Jesse took over the morning shift as I tried to get some sleep. Luckily, Steven stopped throwing up but just lay around all day not wanting to do anything (this was Christmas Eve). That evening, we had a few friends over for supper which was a good distraction. By the time Christmas morning came Steven was back to normal and raring to go for the presents. That morning we had a Christmas brunch that included blueberry muffins, eggs, biscuits, gravy, bacon, hashbrowns, and juice. It was only lacking grits (which I ended up getting for Christmas thanks to my family).
Later that afternoon we skyped my family and opened gifts. It felt like they were there with us. Skype is the best invention ever!
After the gifts were opened, the boys crashed and Jesse and I lay around like slugs. It was a great Christmas. Then on Friday, we had our team Christmas party at TGI Fridays.
We had such a good time and I even got to wear my red boots that my sisters sent me last year. My feet suffered greatly but at least I looked good (hahahaha). The food was wonderful and I enjoyed every bite.
Unfortunately, it is not as good coming back up. Yep, that's right - Friday evening it was my turn to throw up. That night was spent hugging the toilet (and not because I needed to be comforted). I was glad at least I was the only sick one in the family.
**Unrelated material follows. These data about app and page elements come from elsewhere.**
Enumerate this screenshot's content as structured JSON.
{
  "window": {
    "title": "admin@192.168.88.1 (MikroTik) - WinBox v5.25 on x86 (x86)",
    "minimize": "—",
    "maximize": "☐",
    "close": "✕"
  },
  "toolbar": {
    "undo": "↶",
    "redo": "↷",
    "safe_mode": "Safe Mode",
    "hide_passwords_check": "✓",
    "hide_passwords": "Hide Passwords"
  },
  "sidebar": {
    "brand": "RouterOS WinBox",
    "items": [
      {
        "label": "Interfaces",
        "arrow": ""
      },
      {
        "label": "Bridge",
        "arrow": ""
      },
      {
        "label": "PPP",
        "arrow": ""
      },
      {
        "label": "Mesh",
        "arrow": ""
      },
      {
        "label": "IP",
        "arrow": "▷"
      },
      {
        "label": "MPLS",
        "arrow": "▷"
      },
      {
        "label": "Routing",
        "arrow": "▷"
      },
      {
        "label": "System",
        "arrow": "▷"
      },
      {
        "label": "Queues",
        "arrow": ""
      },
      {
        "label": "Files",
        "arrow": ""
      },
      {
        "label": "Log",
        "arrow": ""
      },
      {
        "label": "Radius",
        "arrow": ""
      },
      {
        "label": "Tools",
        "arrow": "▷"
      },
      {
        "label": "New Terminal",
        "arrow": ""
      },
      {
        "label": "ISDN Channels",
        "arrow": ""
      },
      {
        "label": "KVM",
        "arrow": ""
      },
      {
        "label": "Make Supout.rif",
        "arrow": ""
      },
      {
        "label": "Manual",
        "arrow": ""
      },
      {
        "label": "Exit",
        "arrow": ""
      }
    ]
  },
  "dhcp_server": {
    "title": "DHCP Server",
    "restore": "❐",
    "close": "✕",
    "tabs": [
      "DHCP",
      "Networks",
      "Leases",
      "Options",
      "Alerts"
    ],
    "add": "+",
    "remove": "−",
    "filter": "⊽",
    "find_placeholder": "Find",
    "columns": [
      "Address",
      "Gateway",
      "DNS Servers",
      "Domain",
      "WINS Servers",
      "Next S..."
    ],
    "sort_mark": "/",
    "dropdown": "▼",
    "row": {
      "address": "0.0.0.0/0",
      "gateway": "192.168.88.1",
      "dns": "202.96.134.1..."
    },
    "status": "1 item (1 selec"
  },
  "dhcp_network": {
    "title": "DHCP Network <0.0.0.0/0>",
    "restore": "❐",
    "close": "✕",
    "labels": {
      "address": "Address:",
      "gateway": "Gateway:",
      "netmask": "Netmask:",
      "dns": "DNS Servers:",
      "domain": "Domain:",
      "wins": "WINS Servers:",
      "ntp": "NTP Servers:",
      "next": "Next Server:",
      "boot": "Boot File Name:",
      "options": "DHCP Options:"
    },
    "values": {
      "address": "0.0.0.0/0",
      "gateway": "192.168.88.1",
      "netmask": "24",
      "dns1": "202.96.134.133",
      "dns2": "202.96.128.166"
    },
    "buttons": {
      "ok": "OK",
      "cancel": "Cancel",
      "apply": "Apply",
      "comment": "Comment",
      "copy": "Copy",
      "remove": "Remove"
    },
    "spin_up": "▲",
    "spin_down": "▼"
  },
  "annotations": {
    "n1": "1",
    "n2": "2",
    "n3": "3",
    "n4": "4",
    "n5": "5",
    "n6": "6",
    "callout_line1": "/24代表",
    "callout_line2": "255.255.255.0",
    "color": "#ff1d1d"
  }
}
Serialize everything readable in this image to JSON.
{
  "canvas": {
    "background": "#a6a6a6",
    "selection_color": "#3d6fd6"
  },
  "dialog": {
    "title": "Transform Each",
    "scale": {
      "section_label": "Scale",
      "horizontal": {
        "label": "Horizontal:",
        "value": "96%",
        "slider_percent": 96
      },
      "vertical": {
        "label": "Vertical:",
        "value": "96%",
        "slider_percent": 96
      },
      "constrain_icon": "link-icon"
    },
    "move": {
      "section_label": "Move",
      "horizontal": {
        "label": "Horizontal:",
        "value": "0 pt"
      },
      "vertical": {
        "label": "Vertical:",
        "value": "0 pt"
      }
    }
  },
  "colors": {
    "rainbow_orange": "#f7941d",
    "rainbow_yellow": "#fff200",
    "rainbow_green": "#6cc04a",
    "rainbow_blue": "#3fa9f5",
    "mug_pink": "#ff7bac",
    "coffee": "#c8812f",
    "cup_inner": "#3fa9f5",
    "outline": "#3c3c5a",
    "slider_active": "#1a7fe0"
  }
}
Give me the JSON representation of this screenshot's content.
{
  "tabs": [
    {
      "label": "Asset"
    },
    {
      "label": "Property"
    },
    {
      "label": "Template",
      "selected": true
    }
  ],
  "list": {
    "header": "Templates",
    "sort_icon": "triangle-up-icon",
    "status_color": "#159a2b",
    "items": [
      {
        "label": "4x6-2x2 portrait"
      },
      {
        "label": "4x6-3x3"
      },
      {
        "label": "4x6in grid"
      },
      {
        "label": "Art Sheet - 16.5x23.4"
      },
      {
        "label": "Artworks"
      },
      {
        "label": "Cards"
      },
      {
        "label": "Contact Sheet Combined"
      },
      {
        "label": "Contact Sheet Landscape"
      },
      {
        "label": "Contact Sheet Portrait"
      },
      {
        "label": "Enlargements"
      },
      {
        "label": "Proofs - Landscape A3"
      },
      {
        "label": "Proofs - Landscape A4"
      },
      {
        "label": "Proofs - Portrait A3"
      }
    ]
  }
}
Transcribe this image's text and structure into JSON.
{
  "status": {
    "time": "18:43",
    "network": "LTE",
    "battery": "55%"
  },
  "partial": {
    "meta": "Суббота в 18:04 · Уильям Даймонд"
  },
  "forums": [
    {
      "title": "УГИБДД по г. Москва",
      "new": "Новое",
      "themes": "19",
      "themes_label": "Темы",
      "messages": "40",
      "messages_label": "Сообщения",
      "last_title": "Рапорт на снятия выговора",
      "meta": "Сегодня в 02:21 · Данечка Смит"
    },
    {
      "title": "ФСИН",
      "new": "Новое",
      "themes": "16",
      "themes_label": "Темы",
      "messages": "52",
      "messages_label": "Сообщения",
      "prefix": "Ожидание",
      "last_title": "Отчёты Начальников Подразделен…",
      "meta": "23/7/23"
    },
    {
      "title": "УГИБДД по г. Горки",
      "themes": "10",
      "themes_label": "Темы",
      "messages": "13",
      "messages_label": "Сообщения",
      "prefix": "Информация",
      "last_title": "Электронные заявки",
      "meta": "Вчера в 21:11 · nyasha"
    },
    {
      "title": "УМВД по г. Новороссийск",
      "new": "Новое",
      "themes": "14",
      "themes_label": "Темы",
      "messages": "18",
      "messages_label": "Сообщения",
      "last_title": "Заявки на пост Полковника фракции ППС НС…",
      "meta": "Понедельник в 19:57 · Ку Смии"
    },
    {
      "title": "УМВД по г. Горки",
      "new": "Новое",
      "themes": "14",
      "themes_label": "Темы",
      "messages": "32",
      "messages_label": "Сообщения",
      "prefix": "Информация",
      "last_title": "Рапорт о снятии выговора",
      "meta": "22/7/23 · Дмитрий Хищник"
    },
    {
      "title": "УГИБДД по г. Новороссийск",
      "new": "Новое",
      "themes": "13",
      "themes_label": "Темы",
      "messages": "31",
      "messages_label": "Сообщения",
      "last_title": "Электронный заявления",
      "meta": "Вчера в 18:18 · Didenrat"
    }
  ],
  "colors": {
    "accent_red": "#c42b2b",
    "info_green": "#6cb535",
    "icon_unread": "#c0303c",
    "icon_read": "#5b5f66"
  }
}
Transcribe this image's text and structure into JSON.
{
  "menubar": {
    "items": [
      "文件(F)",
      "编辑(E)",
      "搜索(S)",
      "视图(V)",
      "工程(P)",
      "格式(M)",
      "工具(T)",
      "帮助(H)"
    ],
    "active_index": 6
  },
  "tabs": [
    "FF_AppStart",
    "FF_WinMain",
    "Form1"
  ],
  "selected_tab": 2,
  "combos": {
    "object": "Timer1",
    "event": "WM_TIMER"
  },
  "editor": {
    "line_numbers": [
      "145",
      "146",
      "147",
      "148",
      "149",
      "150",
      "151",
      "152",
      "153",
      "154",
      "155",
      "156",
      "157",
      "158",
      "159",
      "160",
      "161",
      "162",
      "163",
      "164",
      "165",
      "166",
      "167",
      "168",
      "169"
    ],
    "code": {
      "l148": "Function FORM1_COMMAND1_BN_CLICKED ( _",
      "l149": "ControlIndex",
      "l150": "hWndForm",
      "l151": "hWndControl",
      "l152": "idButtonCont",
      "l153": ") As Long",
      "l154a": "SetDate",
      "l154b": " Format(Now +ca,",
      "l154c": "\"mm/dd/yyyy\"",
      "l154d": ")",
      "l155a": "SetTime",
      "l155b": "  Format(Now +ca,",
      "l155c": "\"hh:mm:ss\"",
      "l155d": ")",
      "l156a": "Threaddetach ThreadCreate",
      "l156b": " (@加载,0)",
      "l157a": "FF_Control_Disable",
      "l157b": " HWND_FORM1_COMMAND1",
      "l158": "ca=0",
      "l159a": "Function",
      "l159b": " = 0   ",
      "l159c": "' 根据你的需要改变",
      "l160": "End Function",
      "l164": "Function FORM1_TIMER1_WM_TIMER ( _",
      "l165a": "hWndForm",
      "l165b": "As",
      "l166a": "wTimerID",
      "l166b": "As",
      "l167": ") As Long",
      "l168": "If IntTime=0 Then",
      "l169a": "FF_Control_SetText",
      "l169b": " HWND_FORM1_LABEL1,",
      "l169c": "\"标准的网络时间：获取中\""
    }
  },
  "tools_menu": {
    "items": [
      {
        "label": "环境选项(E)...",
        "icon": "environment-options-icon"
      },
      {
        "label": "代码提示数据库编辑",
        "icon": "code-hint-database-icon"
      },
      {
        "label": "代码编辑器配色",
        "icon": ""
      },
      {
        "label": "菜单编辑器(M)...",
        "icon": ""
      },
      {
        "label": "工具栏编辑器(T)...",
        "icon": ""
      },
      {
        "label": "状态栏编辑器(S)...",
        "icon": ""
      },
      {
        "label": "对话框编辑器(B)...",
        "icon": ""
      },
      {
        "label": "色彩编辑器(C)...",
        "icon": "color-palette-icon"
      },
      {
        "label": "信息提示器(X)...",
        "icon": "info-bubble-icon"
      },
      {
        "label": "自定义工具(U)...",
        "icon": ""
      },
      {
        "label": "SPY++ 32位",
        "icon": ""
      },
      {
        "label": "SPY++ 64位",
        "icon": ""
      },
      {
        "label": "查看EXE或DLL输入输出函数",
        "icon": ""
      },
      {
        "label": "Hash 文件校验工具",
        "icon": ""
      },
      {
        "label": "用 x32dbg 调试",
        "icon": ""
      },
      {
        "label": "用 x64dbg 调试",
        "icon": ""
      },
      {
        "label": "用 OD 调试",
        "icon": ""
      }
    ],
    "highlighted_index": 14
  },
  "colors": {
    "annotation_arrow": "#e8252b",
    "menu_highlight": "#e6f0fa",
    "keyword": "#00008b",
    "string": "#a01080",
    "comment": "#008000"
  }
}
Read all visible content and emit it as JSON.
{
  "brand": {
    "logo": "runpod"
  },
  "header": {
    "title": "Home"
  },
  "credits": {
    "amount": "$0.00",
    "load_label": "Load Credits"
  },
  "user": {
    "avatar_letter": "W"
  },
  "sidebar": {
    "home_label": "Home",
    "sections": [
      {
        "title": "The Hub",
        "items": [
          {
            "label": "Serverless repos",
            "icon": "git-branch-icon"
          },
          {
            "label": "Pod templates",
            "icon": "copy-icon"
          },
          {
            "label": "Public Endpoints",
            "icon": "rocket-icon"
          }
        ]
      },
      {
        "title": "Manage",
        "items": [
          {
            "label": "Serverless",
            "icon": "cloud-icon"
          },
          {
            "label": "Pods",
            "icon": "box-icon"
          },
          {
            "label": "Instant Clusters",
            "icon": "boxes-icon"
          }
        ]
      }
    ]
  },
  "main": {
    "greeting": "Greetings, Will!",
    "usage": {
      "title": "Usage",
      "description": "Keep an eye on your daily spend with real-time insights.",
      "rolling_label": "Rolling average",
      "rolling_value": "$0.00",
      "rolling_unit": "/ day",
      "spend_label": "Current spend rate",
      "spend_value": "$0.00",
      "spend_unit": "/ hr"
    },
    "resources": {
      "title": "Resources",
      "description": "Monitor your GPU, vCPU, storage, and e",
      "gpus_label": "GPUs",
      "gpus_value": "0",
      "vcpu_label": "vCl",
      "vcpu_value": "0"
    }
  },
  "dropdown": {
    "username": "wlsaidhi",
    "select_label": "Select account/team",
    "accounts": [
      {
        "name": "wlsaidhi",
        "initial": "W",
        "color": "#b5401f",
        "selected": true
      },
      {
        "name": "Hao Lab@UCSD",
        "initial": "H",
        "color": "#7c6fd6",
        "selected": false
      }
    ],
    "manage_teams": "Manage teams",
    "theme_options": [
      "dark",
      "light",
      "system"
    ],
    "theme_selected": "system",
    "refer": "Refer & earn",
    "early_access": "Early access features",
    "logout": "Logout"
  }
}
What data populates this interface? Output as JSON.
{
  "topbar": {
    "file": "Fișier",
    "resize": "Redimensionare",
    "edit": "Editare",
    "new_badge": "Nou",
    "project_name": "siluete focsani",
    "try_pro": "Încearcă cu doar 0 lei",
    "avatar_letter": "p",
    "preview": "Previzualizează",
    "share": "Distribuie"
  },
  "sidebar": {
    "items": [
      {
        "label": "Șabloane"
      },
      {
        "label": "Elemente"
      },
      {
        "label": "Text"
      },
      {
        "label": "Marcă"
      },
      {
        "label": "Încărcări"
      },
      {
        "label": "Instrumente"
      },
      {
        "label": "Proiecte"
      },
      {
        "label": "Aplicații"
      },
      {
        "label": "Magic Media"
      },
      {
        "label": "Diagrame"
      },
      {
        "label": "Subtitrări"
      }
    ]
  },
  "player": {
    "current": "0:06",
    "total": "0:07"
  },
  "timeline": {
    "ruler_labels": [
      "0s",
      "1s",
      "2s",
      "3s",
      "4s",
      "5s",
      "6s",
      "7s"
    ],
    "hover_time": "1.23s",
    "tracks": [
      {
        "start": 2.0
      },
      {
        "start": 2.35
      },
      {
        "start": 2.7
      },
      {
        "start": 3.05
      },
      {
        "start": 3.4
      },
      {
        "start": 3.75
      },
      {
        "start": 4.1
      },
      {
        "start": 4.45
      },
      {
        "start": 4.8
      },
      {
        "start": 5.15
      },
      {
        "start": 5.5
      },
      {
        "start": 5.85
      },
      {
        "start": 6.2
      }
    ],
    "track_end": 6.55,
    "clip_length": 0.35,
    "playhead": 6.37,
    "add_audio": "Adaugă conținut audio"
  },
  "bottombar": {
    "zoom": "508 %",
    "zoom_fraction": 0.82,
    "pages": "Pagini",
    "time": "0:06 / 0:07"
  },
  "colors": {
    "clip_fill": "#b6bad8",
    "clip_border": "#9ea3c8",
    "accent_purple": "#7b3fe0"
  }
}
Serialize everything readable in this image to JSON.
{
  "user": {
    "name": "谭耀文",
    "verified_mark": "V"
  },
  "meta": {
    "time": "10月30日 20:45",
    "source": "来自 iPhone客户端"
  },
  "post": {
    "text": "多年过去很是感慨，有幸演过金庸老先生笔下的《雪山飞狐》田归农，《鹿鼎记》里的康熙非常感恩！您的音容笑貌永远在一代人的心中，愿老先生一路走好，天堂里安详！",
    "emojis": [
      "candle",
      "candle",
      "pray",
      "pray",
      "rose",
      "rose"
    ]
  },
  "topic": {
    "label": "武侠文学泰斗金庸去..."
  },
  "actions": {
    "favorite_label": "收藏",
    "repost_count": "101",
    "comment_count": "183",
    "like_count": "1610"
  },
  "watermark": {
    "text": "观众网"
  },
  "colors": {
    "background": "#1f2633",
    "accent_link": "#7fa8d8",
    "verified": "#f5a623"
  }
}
Right? Wrong.
When I fed Matthew early Saturday morning, he started throwing up and crying because he wasn't feeling good. I was so glad I had a strong, healthy husband to take care of the kids so I could get some rest. Right? WRONG AGAIN! Saturday morning I woke up to Jesse throwing up. So, here we were. Steven going mad because he still wasn't feeling good and he had not been out of the apartment in 5 days, another child who wanted to be held all the time because it hurt his tummy to lay down, me who could barely walk, and a husband who was throwing up and stumbling back to the bed. Times like these make me wonder "Is it worth it"? Being here with no family to help out, not able to give my kids lots and lots of toys, going without the comforts I am used to?
With much debate, :) I've decided that it is. No matter what we go through, anything is better than what he went through for us. There is always someone worse off than me. So, as I talked to him I thanked him for what we did have. A wonderful family with two beautiful sons, a beautiful apartment, food, clothing, friends and family. When I'm tempted to give up or start complaining, he always seems to remind me to look around. What I see are people with so much less than me. Old women standing on corners in rags begging because they can't work, men stumbling in their drunkenness and hopelessness, people living in a hole in the ground so as not to freeze in the winter, people lost in their desperate search for something, and they don't even know what it is. Like every big city in the world, Moscow has its share of hurting people.
Even if I don't have anything else (no food, clothing, friends, family, shelter, love), if I die alone with nothing to my name, I still have him. I think of what my life will be like after I die. Then everything I have (or don't have) here seems unimportant and insufficient. I am privileged to know him. If nothing else, I will always have that and that is all I need.
Sorry to go off like that. Sometimes I get overwhelmed with how much I have been given! Anyway, Saturday I called a friend who so graciously came over to take care of the kids so Jesse and I could rest. By Sunday, we were all feeling much better and by Monday, back to normal. So, all in all, we had a great (yet challenging) Christmas. I will wait to write about New Years in the next post which will be soon so keep checking. Until then, Merry Christmas and Happy New Year! Enjoy the photos!
A Russian Christmas decoration:
Posted by Wandering Family at 8:29 AM